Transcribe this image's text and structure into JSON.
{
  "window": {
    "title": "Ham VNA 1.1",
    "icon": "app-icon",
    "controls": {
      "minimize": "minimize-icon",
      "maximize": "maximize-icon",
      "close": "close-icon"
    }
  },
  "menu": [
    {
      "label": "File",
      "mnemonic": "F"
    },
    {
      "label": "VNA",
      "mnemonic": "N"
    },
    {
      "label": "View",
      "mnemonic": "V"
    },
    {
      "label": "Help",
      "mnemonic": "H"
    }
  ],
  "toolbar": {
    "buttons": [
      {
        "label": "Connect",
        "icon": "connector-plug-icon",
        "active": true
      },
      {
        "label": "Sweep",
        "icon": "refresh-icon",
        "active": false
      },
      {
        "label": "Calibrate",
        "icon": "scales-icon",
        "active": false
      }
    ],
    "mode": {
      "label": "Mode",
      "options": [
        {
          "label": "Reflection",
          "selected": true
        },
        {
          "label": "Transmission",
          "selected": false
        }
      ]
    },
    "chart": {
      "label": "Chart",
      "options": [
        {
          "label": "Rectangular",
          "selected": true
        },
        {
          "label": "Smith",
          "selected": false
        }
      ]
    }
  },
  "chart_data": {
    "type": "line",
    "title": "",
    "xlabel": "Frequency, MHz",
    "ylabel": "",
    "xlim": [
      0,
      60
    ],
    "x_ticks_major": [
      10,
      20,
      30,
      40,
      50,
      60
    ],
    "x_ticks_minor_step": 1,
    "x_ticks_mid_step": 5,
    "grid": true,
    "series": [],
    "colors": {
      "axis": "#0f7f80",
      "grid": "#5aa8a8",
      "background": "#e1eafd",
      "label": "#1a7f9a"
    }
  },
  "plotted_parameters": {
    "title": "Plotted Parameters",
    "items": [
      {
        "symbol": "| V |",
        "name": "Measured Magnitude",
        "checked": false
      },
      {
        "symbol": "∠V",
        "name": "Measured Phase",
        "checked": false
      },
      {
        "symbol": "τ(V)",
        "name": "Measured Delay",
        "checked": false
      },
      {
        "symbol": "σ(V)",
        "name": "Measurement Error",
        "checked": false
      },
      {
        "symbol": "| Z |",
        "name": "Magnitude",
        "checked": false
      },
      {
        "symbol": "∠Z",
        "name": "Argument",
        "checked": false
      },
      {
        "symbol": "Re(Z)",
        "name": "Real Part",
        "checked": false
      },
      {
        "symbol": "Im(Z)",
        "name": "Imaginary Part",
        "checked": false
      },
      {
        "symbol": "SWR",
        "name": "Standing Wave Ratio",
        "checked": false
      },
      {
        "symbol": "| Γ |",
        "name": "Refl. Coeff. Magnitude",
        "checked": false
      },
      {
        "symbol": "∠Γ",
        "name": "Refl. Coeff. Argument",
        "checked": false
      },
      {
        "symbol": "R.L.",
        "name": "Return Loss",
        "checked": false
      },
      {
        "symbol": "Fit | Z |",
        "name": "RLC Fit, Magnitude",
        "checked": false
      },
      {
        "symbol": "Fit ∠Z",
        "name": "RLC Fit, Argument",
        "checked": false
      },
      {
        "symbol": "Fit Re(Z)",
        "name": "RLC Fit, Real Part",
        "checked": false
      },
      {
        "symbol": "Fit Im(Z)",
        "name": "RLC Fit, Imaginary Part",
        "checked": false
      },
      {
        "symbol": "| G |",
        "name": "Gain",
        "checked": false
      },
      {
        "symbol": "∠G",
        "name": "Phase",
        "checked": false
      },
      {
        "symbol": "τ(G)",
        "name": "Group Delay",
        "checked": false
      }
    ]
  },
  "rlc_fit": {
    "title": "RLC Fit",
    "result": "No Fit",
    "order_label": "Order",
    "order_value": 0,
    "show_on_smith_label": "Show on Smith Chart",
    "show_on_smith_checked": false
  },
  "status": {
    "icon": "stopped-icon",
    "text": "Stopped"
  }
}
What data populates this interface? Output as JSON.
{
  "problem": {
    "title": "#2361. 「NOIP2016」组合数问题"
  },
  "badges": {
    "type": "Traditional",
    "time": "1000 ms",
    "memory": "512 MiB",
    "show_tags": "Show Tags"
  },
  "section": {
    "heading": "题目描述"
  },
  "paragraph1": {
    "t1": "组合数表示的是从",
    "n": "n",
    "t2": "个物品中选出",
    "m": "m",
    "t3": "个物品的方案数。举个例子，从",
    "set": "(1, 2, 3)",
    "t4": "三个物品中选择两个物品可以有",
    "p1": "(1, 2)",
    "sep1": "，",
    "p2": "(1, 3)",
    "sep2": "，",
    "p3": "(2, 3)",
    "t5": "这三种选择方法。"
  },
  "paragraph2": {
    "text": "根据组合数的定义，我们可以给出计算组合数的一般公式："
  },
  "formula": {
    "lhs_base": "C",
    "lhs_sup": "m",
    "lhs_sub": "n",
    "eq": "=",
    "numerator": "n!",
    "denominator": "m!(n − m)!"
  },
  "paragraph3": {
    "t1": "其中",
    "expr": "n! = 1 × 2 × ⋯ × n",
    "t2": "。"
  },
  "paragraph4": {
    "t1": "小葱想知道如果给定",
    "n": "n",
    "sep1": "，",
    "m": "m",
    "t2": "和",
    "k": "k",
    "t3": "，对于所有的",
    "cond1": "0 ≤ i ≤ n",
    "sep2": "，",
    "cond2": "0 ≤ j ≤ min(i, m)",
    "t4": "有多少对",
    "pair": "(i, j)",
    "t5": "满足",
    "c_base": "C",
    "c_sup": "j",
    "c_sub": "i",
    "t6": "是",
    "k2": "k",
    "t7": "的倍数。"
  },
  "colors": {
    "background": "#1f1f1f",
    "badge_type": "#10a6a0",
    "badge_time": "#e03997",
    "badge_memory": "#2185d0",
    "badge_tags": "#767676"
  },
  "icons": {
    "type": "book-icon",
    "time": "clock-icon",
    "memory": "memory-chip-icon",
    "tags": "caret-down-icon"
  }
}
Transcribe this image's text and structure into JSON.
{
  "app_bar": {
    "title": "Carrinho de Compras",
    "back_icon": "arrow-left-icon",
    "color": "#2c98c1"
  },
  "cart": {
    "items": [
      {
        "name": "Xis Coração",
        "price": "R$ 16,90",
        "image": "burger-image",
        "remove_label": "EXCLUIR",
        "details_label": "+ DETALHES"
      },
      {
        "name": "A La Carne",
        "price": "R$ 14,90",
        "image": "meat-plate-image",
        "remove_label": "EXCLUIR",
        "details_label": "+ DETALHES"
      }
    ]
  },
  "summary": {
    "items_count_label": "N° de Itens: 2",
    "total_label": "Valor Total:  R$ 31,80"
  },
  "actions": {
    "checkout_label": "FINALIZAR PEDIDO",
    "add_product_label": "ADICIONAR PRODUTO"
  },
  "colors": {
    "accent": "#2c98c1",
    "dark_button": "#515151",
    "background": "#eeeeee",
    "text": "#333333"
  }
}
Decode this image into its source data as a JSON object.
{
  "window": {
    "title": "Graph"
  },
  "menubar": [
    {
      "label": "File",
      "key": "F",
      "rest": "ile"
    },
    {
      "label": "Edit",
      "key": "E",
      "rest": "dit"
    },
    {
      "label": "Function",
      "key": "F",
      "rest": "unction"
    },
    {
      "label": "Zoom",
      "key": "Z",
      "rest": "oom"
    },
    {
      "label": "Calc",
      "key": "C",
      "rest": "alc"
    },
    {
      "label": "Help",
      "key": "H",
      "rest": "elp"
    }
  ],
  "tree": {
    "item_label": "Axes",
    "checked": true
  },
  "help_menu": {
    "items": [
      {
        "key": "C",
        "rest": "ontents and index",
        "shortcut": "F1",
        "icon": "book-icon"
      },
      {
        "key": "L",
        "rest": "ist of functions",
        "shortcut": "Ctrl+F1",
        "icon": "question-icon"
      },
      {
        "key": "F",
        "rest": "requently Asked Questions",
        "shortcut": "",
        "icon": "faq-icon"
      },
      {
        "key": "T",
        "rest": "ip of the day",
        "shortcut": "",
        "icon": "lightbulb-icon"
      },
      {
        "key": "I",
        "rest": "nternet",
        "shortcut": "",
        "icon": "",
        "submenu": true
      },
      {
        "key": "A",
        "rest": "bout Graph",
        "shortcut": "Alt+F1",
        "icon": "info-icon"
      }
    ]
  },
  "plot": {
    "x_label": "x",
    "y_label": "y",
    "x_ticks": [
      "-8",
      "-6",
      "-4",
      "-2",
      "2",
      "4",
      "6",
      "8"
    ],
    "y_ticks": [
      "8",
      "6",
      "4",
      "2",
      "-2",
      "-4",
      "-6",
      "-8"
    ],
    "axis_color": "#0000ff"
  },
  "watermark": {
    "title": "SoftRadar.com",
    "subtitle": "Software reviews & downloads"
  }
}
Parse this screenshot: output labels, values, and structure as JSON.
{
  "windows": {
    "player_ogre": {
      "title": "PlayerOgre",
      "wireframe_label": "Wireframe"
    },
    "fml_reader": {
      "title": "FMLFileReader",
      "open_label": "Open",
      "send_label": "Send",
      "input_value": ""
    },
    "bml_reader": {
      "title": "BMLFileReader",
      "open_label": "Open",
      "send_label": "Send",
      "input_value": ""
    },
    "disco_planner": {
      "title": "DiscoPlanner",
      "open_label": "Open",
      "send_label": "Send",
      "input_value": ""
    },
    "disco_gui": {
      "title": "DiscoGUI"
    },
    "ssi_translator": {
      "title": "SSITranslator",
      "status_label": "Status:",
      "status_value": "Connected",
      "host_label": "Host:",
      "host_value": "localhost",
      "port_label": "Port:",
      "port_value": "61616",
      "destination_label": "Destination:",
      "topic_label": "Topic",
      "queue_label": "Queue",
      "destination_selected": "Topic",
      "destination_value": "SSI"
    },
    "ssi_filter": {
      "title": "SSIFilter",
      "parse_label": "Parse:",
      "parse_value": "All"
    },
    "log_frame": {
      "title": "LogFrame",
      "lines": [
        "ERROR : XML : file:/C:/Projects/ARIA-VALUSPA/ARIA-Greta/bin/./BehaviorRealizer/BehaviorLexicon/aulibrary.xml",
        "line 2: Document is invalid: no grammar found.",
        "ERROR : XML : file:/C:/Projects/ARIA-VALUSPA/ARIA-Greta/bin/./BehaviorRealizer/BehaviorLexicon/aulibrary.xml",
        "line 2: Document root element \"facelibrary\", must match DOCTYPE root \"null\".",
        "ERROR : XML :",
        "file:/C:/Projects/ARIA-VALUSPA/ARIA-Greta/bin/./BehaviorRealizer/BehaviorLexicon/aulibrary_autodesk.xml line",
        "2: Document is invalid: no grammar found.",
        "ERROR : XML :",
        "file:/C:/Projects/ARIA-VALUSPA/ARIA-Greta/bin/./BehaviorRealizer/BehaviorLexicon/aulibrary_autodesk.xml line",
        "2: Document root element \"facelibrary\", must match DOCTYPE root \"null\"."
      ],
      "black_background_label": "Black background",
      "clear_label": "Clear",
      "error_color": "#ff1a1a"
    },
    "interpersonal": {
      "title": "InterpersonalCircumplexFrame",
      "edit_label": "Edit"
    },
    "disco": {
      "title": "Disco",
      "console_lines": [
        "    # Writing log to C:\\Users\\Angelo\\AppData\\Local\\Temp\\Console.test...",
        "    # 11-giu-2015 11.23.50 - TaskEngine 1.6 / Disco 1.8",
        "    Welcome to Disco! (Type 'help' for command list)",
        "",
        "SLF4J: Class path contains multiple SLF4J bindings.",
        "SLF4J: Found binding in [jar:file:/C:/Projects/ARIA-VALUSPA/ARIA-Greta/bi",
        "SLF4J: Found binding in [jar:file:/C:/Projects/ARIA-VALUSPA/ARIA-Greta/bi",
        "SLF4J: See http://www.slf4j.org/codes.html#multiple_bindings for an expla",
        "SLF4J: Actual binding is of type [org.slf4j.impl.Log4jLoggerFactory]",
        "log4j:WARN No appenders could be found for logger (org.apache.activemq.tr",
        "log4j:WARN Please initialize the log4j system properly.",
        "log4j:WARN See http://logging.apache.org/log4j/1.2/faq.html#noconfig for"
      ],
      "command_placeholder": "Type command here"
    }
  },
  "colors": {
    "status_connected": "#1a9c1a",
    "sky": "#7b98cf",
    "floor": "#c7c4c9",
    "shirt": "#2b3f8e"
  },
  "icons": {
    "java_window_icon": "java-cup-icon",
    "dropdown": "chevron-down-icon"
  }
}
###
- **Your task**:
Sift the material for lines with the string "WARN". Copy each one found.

- **Response area**:
        "log4j:WARN No appenders could be found for logger (org.apache.activemq.tr",
        "log4j:WARN Please initialize the log4j system properly.",
        "log4j:WARN See http://logging.apache.org/log4j/1.2/faq.html#noconfig for"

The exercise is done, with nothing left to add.